Your coffee station will have everything you need to serve coffee - Drip coffee machines, hot water dispensers for tea, mugs, saucers, spoons, creamers, sweeteners, lemon, and napkins. These would be the most common in a diner or breakfast restaurant.
The condiment station might be combined with any of your other stations, but it will house any other condiments or fixin’s that your guests could need during service - Sauces, sugar packets, bread baskets, salt and pepper,
Ok, now that we’ve broken down the different types of stations we can look at our 3 quick tips for keeping them organized, no matter how crazy of a shift you have!
The key here is to simplify things (surprise, surprise, lol) as much as possible. Can you skip a step somewhere? Use one less item in a process? Save room by installing a hanging shelf? Think outside of the box to get the best results, custom to your restaurant.
The first tip for organizing a service station is to prioritize the items in order of how often they’re used.
Get clear about the purpose of the station (you can refer to the different ‘types’ of stations listed above) and decide what needs to be the most easily accessible by your team in order to fulfill that purpose. If
Note: You may be working with limited space - maybe one counter is functioning as multiple stations, with multiple purposes. This can make prioritizing a bit trickier! Do your best to section off the space into segmented areas, and assign each area with a priority task. Within each of those areas you can organize the items in priority of completing that task.
Once you’ve prioritized the items in the station, you may be left with some items that are very low priority, or not related to the task at all. That’s where tip #2 will come in handy.
This is the best part!
Time to get rid of anything that doesn’t belong on the station. Now, before you get too crazy, I’m not saying you have to throw anything away! Simply find another area to keep it so it’s not in the way of your team

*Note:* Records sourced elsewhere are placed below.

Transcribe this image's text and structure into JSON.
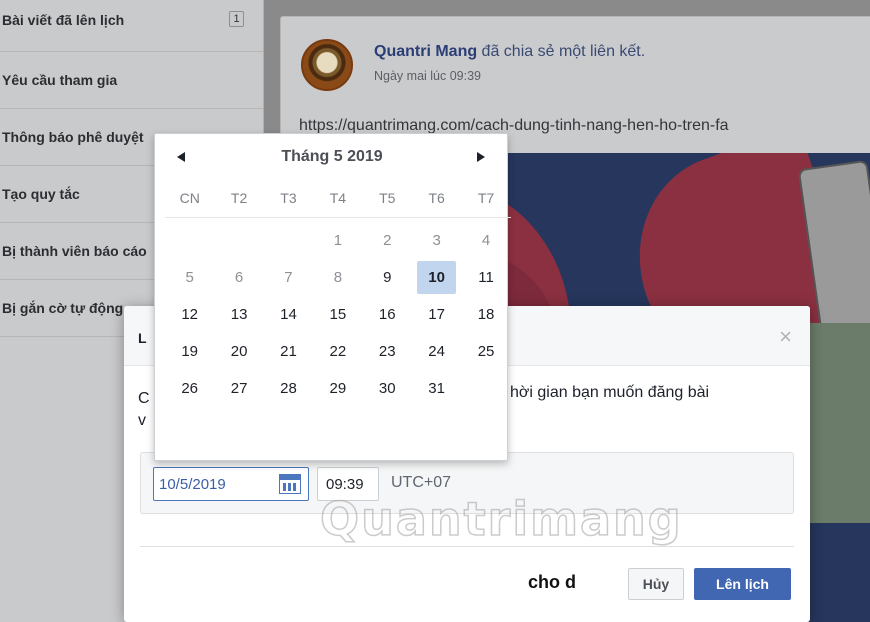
{
  "sidebar": {
    "items": [
      {
        "label": "Bài viết đã lên lịch",
        "count": "1"
      },
      {
        "label": "Yêu cầu tham gia"
      },
      {
        "label": "Thông báo phê duyệt"
      },
      {
        "label": "Tạo quy tắc"
      },
      {
        "label": "Bị thành viên báo cáo"
      },
      {
        "label": "Bị gắn cờ tự động"
      }
    ]
  },
  "post": {
    "author": "Quantri Mang",
    "action": " đã chia sẻ một liên kết.",
    "time": "Ngày mai lúc 09:39",
    "link": "https://quantrimang.com/cach-dung-tinh-nang-hen-ho-tren-fa",
    "bottom_text": "cho d"
  },
  "dialog": {
    "title": "L",
    "close_icon": "close-icon",
    "text_prefix": "C",
    "text_prefix2": "v",
    "text_visible": "hời gian bạn muốn đăng bài",
    "date_value": "10/5/2019",
    "time_value": "09:39",
    "timezone": "UTC+07",
    "cancel_label": "Hủy",
    "schedule_label": "Lên lịch"
  },
  "calendar": {
    "title": "Tháng 5 2019",
    "weekdays": [
      "CN",
      "T2",
      "T3",
      "T4",
      "T5",
      "T6",
      "T7"
    ],
    "weeks": [
      [
        "",
        "",
        "",
        "1",
        "2",
        "3",
        "4"
      ],
      [
        "5",
        "6",
        "7",
        "8",
        "9",
        "10",
        "11"
      ],
      [
        "12",
        "13",
        "14",
        "15",
        "16",
        "17",
        "18"
      ],
      [
        "19",
        "20",
        "21",
        "22",
        "23",
        "24",
        "25"
      ],
      [
        "26",
        "27",
        "28",
        "29",
        "30",
        "31",
        ""
      ]
    ],
    "muted_days": [
      "1",
      "2",
      "3",
      "4",
      "5",
      "6",
      "7",
      "8"
    ],
    "selected_day": "10"
  },
  "watermark": "Quantrimang",
  "colors": {
    "accent": "#4267b2",
    "selected_day": "#c2d5ee",
    "link": "#3b5ea8"
  }
}
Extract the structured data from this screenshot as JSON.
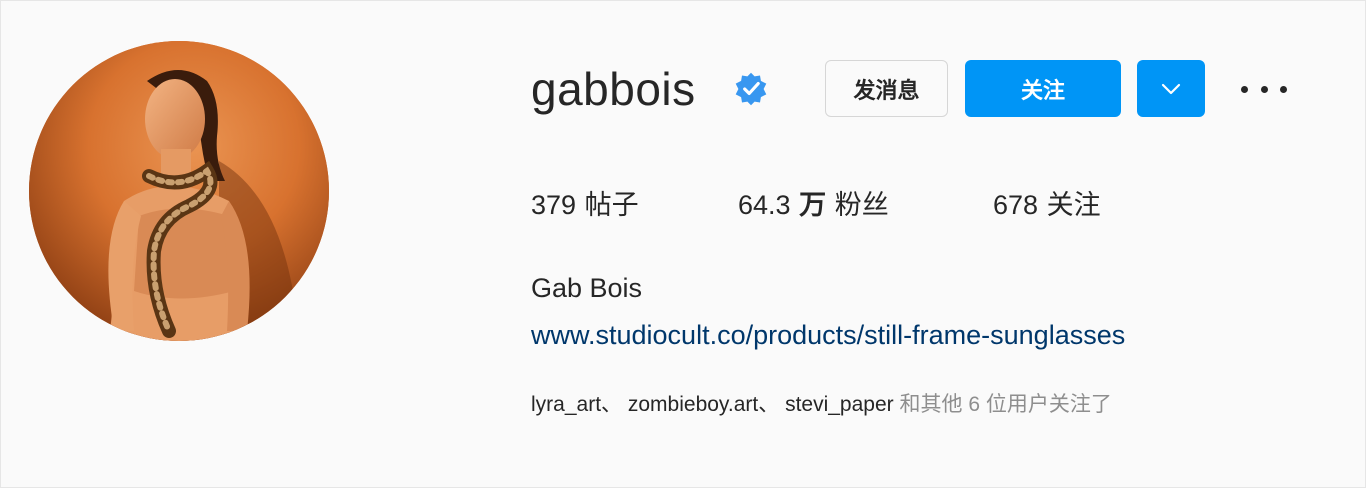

However, if you do find that you’re left with a bunch of clutter, don’t be afraid to get rid of things (if you’re not the owner of the restaurant - check with them first of course!). There is a huge benefit to working in a clutter free environment, so letting go of all of those little knick knacks, or broken things that you may use one day can really pay off.
Now that you’ve cleared out what doesn’t belong at the station and made way for the priorities, it’s time to move on to our last pro tip.
The last tip for keeping any service station organized is to overstock it, and then keep it stocked throughout the shift.
Overstocking starts with pre-opening sidework. Once the stations have been wiped down, they should be stocked with their priority items, and backups should also be stocked - overstocking.
Overstocking helps during a shift because it reduces the amount of time that a team member could potentially spend going somewhere else to find that item. Plus, the “fuller” a station is, the less likely it is to become cluttered with things that don’t belong there!
Start training your team to refill the backups the second they get moved to the front - meaning that there’s never a time where there isn’t a backup in place. Think ahead to set yourself up for success.
The service stations in your restaurant are crucial for your team's success during a shift. Ringing in orders, preparing a tray of drinks, boxing to-go food, and a million other things happen at these stations, so keeping them in tip top shape is very important.
If you’re ready to cut out the extra clutter and chaos during those busy shifts, follow these tips to get organized, and stay organized moving forward.